Dataset excerpts
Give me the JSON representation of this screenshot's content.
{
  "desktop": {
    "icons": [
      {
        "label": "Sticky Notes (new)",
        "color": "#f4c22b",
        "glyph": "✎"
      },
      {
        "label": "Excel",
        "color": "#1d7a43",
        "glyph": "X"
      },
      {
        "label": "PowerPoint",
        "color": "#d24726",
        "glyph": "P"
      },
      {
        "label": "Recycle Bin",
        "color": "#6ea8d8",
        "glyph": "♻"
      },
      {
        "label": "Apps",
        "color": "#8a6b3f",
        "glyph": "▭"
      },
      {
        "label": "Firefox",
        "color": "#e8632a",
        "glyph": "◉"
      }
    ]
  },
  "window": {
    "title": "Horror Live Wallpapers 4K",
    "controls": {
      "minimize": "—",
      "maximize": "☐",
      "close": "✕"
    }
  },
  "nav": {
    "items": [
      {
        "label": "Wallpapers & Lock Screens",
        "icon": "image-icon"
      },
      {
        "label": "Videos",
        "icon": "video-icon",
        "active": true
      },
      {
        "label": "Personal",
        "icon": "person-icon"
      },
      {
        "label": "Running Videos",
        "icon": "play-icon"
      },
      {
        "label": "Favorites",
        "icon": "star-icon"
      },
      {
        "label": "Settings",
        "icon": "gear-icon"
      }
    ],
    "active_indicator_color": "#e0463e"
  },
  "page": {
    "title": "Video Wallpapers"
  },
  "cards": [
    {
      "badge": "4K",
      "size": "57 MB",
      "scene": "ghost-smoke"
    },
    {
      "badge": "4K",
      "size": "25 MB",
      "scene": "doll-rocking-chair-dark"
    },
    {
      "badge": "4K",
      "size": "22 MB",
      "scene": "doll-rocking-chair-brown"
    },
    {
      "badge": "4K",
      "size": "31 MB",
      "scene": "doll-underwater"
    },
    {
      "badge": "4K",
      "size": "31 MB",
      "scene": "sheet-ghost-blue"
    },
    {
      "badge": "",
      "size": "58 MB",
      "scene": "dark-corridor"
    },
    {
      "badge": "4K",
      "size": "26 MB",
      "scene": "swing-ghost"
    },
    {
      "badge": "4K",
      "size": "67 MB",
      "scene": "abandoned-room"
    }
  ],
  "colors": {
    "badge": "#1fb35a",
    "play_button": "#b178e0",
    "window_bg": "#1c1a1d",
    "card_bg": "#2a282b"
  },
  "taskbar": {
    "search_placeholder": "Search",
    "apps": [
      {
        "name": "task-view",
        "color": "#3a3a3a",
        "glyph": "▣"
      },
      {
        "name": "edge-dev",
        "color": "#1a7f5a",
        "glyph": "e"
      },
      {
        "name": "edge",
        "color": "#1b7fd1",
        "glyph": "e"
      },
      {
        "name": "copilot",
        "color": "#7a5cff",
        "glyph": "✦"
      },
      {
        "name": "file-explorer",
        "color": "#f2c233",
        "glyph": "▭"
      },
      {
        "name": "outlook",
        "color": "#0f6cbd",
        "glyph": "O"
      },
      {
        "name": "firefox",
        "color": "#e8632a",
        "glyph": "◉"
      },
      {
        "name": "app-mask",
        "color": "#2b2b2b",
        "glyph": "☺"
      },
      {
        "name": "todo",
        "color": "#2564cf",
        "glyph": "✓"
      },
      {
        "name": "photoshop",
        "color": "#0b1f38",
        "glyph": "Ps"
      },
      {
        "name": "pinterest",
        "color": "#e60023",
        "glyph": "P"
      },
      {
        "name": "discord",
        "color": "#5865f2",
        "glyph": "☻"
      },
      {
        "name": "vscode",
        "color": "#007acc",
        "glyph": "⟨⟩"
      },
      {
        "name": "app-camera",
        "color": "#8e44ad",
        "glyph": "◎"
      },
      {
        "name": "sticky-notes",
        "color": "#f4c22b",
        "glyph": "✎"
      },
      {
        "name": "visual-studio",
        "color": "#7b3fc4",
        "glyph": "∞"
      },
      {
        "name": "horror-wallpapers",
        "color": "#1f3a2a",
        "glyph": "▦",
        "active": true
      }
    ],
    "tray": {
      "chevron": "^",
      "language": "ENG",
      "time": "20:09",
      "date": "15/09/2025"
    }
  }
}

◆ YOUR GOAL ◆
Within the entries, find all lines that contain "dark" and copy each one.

◆ ANSWER SECTION ◆
      "scene": "doll-rocking-chair-dark"
      "scene": "dark-corridor"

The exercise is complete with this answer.